■ Description of the task
Please show each line of the listing where "girlfriend" is present.

■ Record extracts
######
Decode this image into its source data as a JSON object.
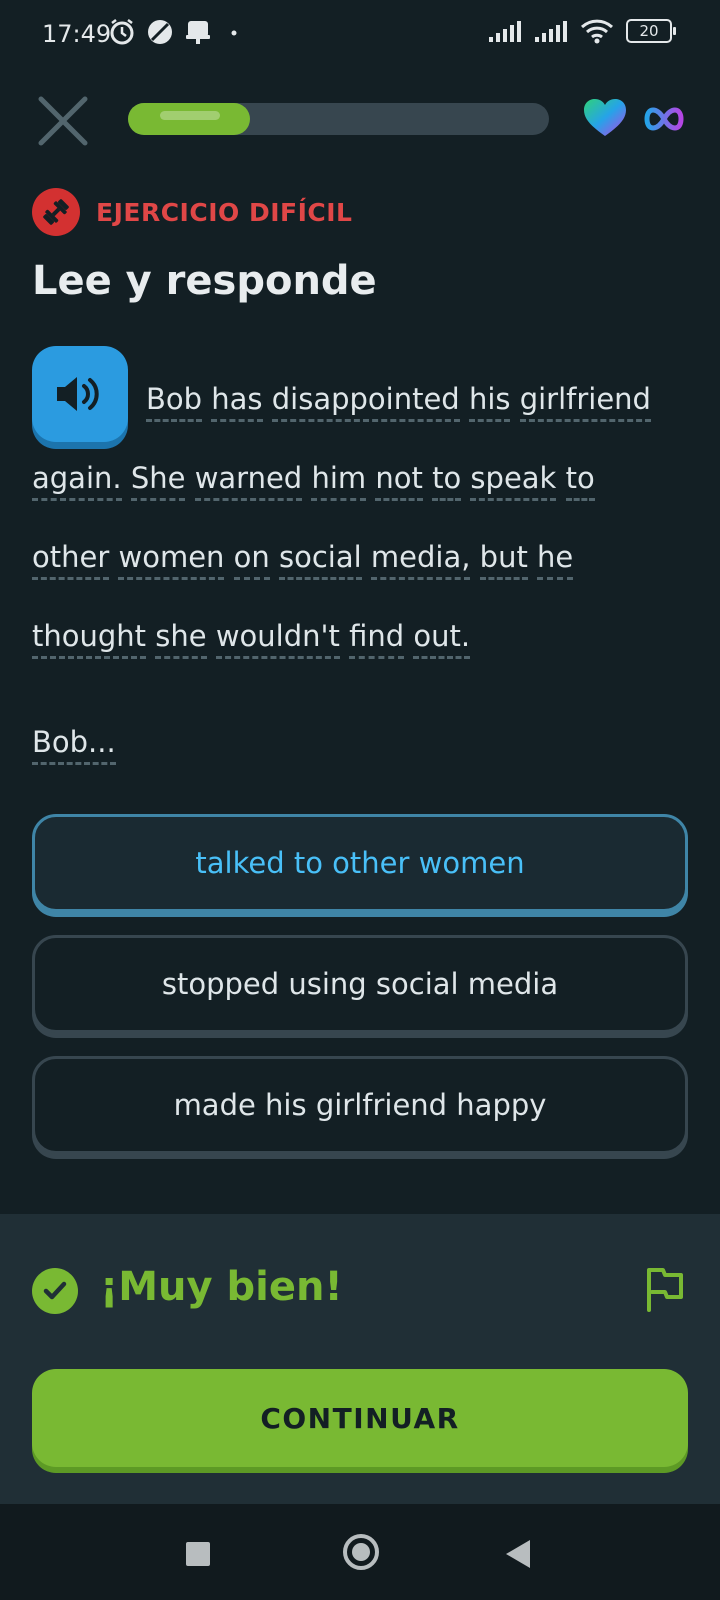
{
  "status_bar": {
    "time": "17:49",
    "battery": "20",
    "left_icons": [
      "alarm-icon",
      "leaf-icon",
      "notification-icon",
      "dot-icon"
    ],
    "right_icons": [
      "signal-icon",
      "signal-icon",
      "wifi-icon",
      "battery-icon"
    ]
  },
  "header": {
    "progress": 0.29,
    "icons": [
      "close-icon",
      "heart-icon",
      "infinity-icon"
    ]
  },
  "exercise": {
    "badge": "EJERCICIO DIFÍCIL",
    "title": "Lee y responde",
    "passage_words": [
      [
        "Bob",
        "has",
        "disappointed",
        "his",
        "girlfriend"
      ],
      [
        "again.",
        "She",
        "warned",
        "him",
        "not",
        "to",
        "speak",
        "to"
      ],
      [
        "other",
        "women",
        "on",
        "social",
        "media,",
        "but",
        "he"
      ],
      [
        "thought",
        "she",
        "wouldn't",
        "find",
        "out."
      ]
    ],
    "prompt": "Bob..."
  },
  "options": [
    {
      "label": "talked to other women",
      "selected": true
    },
    {
      "label": "stopped using social media",
      "selected": false
    },
    {
      "label": "made his girlfriend happy",
      "selected": false
    }
  ],
  "feedback": {
    "message": "¡Muy bien!",
    "continue_label": "CONTINUAR"
  },
  "colors": {
    "background": "#131f24",
    "accent_green": "#79b933",
    "accent_blue": "#49c0f8",
    "hard_red": "#d33131"
  }
}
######
■ Finished task
        "girlfriend"
      "label": "made his girlfriend happy",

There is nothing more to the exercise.